Dr. Wilde has found that there is a strong connection between beliefs concerning birth control and support or disapproval of eugenics, the social gospel, and race suicide. In general, groups that believed in eugenics and race suicide (the idea that the White Anglo-Saxon-Protestant population was in danger of being out-populated by Eastern European immigrants, especially Catholics and Jews) were supportive of legalizing birth control, as this would help stop what they viewed as the rampant overpopulating of the lower classes. Groups that believed in the social gospel (the need for the Church to be involved in social reform) generally supported contraception, as these groups believed contraception was a form of social reform.

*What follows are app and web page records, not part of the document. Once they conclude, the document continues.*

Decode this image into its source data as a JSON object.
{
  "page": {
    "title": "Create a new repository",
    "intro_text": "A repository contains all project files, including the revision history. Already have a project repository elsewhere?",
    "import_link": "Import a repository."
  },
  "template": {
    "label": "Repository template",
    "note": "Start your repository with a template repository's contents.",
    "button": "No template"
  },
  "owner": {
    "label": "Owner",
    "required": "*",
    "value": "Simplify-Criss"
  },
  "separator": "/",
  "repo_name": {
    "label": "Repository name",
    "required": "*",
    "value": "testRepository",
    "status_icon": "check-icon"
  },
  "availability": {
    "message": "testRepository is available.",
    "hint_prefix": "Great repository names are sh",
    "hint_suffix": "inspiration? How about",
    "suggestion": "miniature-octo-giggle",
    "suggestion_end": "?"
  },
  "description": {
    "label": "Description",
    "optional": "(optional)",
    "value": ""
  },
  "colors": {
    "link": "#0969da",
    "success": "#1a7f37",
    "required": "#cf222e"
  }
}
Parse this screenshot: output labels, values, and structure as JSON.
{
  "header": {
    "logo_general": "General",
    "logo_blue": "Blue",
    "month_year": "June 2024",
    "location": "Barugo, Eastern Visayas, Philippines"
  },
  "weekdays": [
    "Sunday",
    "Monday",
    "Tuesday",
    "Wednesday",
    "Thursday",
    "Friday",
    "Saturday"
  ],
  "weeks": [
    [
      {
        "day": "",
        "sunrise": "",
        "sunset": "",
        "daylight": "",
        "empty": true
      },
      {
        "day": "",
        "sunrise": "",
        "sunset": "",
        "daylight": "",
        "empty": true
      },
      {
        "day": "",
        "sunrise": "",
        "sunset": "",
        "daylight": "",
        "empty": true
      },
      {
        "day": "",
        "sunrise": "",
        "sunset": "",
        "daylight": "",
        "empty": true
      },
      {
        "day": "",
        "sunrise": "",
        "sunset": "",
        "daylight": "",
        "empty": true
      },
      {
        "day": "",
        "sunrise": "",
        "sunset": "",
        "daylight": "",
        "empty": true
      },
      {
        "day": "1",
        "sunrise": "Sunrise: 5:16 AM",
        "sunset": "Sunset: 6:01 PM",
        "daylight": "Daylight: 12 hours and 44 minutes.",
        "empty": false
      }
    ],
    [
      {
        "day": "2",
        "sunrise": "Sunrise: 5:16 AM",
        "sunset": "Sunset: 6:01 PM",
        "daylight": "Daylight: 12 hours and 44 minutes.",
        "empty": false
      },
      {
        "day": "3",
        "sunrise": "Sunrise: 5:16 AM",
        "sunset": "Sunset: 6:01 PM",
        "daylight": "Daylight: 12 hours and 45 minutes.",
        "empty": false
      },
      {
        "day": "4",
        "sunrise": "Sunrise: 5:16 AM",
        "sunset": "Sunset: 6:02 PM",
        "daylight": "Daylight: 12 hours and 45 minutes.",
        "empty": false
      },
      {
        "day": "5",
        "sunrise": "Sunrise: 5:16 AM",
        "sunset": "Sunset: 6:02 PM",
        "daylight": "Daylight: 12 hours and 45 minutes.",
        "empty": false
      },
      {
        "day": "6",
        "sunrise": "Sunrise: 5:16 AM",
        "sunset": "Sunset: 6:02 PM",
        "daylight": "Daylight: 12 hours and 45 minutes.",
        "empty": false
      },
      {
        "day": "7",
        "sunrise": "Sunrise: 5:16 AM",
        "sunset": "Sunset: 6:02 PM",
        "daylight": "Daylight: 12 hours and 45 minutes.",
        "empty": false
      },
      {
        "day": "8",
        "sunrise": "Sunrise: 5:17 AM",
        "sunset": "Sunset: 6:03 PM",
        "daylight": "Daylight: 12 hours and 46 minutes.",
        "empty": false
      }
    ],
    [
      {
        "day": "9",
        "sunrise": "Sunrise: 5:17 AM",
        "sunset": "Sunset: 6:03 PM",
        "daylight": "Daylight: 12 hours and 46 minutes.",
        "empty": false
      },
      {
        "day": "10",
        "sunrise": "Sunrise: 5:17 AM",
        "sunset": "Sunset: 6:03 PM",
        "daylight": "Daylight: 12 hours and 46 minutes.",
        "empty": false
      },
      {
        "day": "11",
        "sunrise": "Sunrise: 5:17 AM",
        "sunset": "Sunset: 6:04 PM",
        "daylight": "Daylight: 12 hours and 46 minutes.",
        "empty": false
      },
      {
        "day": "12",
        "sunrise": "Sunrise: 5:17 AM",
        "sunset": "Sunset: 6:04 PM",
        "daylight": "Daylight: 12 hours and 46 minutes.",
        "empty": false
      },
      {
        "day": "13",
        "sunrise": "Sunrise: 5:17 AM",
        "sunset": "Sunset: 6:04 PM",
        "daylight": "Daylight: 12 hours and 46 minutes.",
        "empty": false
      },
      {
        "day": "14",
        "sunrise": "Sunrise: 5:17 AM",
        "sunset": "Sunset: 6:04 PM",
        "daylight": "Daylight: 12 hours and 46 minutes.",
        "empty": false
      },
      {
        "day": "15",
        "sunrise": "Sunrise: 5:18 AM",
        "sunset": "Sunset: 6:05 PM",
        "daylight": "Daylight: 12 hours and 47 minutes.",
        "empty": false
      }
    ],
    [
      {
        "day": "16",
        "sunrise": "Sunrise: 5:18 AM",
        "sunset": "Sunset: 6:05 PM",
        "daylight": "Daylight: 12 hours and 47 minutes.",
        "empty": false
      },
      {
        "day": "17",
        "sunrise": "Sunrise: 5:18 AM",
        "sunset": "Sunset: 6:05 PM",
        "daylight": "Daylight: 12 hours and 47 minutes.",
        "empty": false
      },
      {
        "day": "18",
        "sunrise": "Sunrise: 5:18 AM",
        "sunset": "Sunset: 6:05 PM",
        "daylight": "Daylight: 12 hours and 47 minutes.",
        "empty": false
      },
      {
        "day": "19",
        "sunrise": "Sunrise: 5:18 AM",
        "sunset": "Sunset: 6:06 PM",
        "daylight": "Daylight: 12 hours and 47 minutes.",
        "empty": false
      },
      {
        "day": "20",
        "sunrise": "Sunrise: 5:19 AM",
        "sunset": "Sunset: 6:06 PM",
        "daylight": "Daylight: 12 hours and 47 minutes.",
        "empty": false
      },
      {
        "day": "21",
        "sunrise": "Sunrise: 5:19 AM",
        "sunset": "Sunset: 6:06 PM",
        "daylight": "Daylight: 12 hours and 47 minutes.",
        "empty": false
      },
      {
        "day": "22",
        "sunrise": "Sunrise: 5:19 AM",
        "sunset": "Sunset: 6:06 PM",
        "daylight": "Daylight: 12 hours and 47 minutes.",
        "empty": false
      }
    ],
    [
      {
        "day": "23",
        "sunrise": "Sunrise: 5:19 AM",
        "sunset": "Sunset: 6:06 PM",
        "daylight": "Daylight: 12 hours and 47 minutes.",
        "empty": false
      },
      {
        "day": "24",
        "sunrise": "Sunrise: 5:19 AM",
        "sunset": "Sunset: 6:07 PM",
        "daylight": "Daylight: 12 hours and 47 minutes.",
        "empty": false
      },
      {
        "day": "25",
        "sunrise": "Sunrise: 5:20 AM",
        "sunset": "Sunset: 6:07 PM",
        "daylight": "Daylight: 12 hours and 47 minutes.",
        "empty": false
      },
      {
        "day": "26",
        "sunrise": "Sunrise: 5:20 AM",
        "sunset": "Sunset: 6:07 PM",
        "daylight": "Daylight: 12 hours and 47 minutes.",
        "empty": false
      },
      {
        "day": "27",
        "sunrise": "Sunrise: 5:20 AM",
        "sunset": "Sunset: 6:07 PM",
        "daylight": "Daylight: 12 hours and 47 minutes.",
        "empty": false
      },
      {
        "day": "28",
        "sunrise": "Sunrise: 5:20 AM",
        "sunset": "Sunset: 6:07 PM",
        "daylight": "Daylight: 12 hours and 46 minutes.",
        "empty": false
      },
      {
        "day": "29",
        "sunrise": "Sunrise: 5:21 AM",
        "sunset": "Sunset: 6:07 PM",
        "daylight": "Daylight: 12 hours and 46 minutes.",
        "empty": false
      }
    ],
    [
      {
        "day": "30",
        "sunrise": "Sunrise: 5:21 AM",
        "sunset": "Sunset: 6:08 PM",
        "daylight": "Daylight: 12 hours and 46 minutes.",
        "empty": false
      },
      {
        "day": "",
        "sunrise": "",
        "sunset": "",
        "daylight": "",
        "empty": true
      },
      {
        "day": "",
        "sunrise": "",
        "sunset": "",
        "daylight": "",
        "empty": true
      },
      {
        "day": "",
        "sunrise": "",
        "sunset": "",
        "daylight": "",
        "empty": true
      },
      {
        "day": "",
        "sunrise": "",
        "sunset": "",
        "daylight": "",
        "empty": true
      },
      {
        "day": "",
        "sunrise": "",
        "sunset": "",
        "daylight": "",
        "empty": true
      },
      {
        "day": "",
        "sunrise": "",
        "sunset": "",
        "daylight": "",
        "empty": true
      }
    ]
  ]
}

Each of the 32 religious groups were coded according to their support level of contraception and the other key words, such as eugenics, race suicide, social gospel, evolution, and women’s suffrage. My primary assignment this summer was to double check the accuracy of each code. As part of this assignment, I created a methodological appendix, writing a footnote explaining each code. I also aided in Dr. Wilde’s preparations for the American Sociological Association’s annual conference and helped with many other miscellaneous tasks.
Through my participation in PURM, I was exposed to the incredible complex nature of research. This was my first real experience with research and I was surprised to discover the enormous number of people, documents, resources, and hours that contribute to one published article or book. Though the finished product is neat and organized, the actual research process involves many intricacies, errors, and roadblocks that need to be dealt with. I found this project to be incredibly rewarding and interesting, but it was also frustrating at times when, for example, I needed to triple check, revise, or entirely re-do sections of the project. I learned that these frustrations are part of the process, and in general, the rewards involved in research far outweigh these frustrations.
I greatly enjoyed my summer participating in PURM. I received a tremendous amount of daily support and instruction from my mentor, which I greatly appreciated. I have expanded my research skills and believe this experience has given me great preparation for my future endeavors in research, both at the undergraduate and graduate level.